Dixon said Smith has been cooperating with authorities, providing permission for them to conduct tests on the landfill. ÒWeÕre waiting for the results, like everyone else,Ó Dixon said.

MAZZAN, WHO RESEARCHED county records dating back to the early 1980s and has been vocal about her outrage over the contamination, is one of at least three residents who contracted breast cancer. She said one of her dogs also

died of cancerous tumors. With TCE potentially compromising immune systems, it is not surprising that so many residents have contracted cancer, she said.

Mazzan suggested that the TCE could have spread beyond the roads closest to the landfill between 1989 and 2005 and then receded. ÒIt could have been all through the neighborhood,Ó she said. ÒWe have no idea, because the

Health Department never tested these homes.Ó

TCE can branch out in different directions, contaminating wells at two adjacent homes and then skipping the next house and striking another, said Jeff Bar, health technical specialist with the county Health Department. One of the seven wells that tested positive for TCE between 1989 and 2005 had the carcinogen in 2000, but no trace of it in 2004.

The Health Department conducts quarterly tests on four wells outside the perimeter of the contaminated area to determine whether the pollutant has expanded.

Jeff Widmeyer, environmental health specialist, said last week that he tested wells in July and September and the results showed they had not been contaminated with TCE. He took more samples last week.
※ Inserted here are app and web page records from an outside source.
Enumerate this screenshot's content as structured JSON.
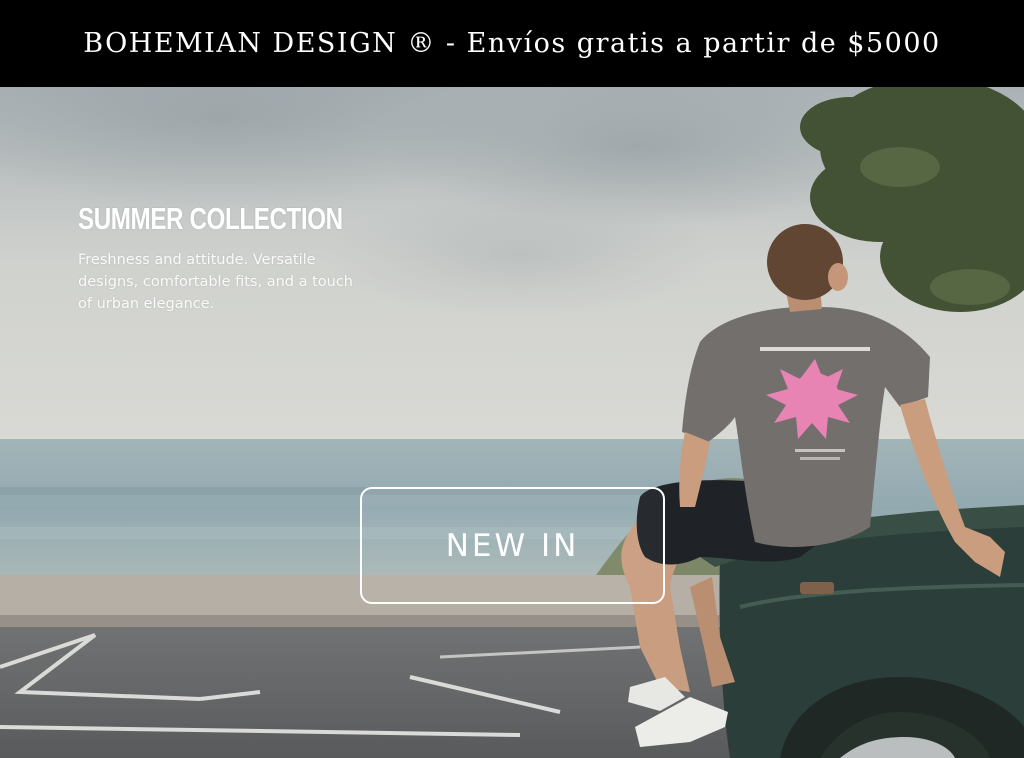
{
  "announcement": {
    "text": "BOHEMIAN DESIGN ® - Envíos gratis a partir de $5000"
  },
  "hero": {
    "title": "SUMMER COLLECTION",
    "description": "Freshness and attitude. Versatile designs, comfortable fits, and a touch of urban elegance.",
    "cta_label": "NEW IN",
    "shirt_print_color": "#e87fb0"
  }
}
He said the department would continue testing until a resident no longer wanted to participate or the Board of Supervisors instructs it to stop.
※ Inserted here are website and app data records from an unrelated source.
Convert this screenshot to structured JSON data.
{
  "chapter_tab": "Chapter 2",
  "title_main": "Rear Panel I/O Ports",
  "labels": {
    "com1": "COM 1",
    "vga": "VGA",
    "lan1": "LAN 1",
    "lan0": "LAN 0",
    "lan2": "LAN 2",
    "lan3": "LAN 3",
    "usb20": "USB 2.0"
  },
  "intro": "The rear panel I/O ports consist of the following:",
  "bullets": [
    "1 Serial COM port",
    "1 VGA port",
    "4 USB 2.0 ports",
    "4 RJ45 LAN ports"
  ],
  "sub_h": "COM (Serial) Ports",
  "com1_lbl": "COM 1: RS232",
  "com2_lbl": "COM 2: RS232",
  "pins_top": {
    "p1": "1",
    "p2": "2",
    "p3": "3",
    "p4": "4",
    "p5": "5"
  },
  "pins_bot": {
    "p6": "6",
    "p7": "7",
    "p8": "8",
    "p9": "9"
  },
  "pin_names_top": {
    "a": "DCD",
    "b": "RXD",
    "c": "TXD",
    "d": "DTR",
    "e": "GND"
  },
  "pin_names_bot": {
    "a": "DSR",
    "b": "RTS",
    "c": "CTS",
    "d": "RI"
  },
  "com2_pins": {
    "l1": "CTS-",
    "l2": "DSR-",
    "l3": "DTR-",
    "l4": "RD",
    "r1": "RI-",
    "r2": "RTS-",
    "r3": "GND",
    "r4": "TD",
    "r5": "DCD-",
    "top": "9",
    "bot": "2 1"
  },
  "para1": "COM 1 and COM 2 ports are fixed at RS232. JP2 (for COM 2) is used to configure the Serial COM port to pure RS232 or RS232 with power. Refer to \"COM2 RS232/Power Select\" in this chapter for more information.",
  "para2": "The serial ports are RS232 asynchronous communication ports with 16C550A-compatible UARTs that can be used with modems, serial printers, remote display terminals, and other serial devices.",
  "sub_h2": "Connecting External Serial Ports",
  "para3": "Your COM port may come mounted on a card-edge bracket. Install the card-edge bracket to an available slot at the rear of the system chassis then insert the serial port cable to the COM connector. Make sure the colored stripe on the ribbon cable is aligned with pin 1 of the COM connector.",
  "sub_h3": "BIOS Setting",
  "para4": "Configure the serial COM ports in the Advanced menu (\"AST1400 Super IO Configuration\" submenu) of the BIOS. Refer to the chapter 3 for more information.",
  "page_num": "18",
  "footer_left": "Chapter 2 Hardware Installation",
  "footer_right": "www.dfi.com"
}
WidmeyerÕs letters to the homeowners participating in the well-testing said their wells showed no traces of TCE. ÒImportantly, this result just represents a snapshot in time and does not, by itself, guarantee that your well water may not have shown a greater level of contamination in the past

or become more contaminated in the future,Ó Widmeyer wrote.
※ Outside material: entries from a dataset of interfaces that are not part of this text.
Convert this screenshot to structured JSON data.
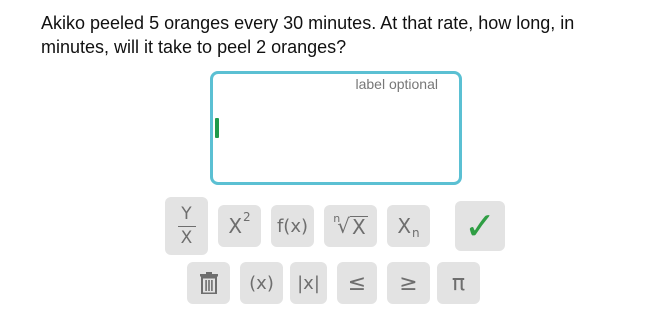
{
  "question": {
    "text": "Akiko peeled 5 oranges every 30 minutes. At that rate, how long, in minutes, will it take to peel 2 oranges?"
  },
  "answer": {
    "label_placeholder": "label optional",
    "value": ""
  },
  "keypad": {
    "row1": {
      "fraction": {
        "numerator": "Y",
        "denominator": "X"
      },
      "power": {
        "base": "X",
        "exponent": "2"
      },
      "function": "f(x)",
      "nth_root": {
        "index": "n",
        "radicand": "X"
      },
      "subscript": {
        "base": "X",
        "subscript": "n"
      }
    },
    "row2": {
      "delete_icon": "trash-icon",
      "parentheses": "(x)",
      "absolute_value": "|x|",
      "less_equal": "≤",
      "greater_equal": "≥",
      "pi": "π"
    },
    "submit_icon": "checkmark-icon"
  },
  "colors": {
    "input_border": "#5bc0d3",
    "key_background": "#e3e3e3",
    "submit_check": "#2f9e44",
    "caret": "#1f9a4a"
  }
}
THE EPA HAS not released results of its preliminary assessment, said Richard Doucette, waste program manager of the Northern Regional Office of the Virginia Department of Environmental Quality. The process is lengthy, because the EPA conducts an extensive data validation procedure, he


Linda Baxter, Region III EPA site assessment manager, said she would have no comment until the investigation is complete.

Doucette explained the process. The EPA will score the site, using the Hazard Ranking System. The system assesses the potential of sites to post a threat to human health or the environment. If the landfill receives a high ranking, it could qualify as a Superfund site. The EPA then funds the cleanup and seeks reimbursement from the party responsible for the


A Òstake-holder work groupÓ has formed to address the TCE contamination. According to county Health Department records, its goals are to obtain a sustainable, safe, reliable water supply, to deal with concerns that the filtration units are a temporary solution and to clean up the source of the